Communications of the ACM

ACM TechNews

For Today's Graduate, Just One Word: Statistics

View as: Print Mobile App Share:

Credit: iStock

The statistics field's popularity is growing among graduates as they realize that it involves more than number crunching and deals with pressing real-world challenges, and Google chief economist Hal Varian predicts that "the sexy job in the next 10 years will be statisticians." The explosion of digital data has played a key role in the elevation of statisticians' stature, as computing and the Web are creating new data domains to investigate in myriad disciplines.

Traditionally, social sciences tracked people's behavior by interviewing or surveying them. “But the Web provides this amazing resource for observing how millions of people interact,” says Jon Kleinberg, a computer scientist and social networking researcher at Cornell, who won the 2008 ACM-Infosys Foundation award.

In research just published, Kleinberg and two colleagues tracked 1.6 million news sites and blogs during the 2008 presidential campaign, using algorithms that scanned for phrases associated with news topics like “lipstick on a pig.” The Cornell researchers found that, generally, the traditional media leads and the blogs follow, typically by 2.5 hours, though a handful of blogs were quickest to mention quotes that later gained wide attention.

IDC forecasts that the digital data surge will increase by a factor of five by 2012. Meeting this challenge is the job of the newest iteration of statisticians, who use powerful computers and complex mathematical models to mine meaningful patterns and insights out of massive data sets. "The key is to let computers do what they are good at, which is trawling these massive data sets for something that is mathematically odd," says IBM researcher Daniel Gruhl. "And that makes it easier for humans to do what they are good at--explain those anomalies." The American Statistical Association estimates that the number of people attending the statistics profession's annual conference has risen from about 5,400 in recent years to some 6,400 this week.

From The New York Times

View Full Article - May Require Free Registration 

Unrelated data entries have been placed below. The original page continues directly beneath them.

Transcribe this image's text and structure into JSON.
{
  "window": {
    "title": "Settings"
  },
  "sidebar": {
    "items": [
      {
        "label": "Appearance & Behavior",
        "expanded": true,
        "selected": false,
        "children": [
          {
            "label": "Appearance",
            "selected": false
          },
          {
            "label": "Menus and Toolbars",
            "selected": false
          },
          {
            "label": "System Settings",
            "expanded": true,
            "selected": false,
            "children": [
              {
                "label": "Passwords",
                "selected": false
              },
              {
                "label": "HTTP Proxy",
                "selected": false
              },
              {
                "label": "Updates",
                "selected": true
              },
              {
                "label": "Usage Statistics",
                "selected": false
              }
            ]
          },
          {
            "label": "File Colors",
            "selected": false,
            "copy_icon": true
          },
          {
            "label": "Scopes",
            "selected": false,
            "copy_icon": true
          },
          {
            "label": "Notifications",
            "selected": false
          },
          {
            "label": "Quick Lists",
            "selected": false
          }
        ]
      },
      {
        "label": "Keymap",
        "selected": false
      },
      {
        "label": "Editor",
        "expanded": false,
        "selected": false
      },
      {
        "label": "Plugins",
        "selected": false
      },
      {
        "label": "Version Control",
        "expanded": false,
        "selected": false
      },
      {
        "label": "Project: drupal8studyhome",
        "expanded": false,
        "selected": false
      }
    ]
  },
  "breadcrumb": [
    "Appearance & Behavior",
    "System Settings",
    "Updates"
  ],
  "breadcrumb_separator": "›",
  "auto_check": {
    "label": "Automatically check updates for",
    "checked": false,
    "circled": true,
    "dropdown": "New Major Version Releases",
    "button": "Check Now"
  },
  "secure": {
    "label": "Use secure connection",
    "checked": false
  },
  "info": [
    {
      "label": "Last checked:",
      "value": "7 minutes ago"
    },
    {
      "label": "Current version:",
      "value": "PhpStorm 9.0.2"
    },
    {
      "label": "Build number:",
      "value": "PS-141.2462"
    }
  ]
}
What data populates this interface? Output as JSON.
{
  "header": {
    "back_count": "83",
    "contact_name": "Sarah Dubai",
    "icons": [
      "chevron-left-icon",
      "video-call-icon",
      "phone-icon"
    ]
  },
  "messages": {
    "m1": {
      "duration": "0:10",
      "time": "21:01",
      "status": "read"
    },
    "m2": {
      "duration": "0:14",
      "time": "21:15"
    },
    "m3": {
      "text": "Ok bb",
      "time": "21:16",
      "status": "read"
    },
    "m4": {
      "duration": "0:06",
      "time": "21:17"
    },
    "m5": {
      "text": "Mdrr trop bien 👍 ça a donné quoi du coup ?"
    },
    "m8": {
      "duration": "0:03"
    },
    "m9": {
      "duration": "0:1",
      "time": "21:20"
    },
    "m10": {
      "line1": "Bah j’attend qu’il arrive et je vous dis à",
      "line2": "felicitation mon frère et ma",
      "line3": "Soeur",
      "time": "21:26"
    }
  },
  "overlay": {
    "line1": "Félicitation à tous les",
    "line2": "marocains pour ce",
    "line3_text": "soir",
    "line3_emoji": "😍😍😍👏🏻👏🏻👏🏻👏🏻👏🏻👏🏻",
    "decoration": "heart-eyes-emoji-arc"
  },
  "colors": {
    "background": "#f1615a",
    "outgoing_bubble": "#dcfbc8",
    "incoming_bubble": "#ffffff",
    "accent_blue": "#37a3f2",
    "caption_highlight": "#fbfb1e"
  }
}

Abstracts Copyright © 2009 Information Inc., Bethesda, Maryland, USA


No entries found

Sign In for Full Access
» Forgot Password? » Create an ACM Web Account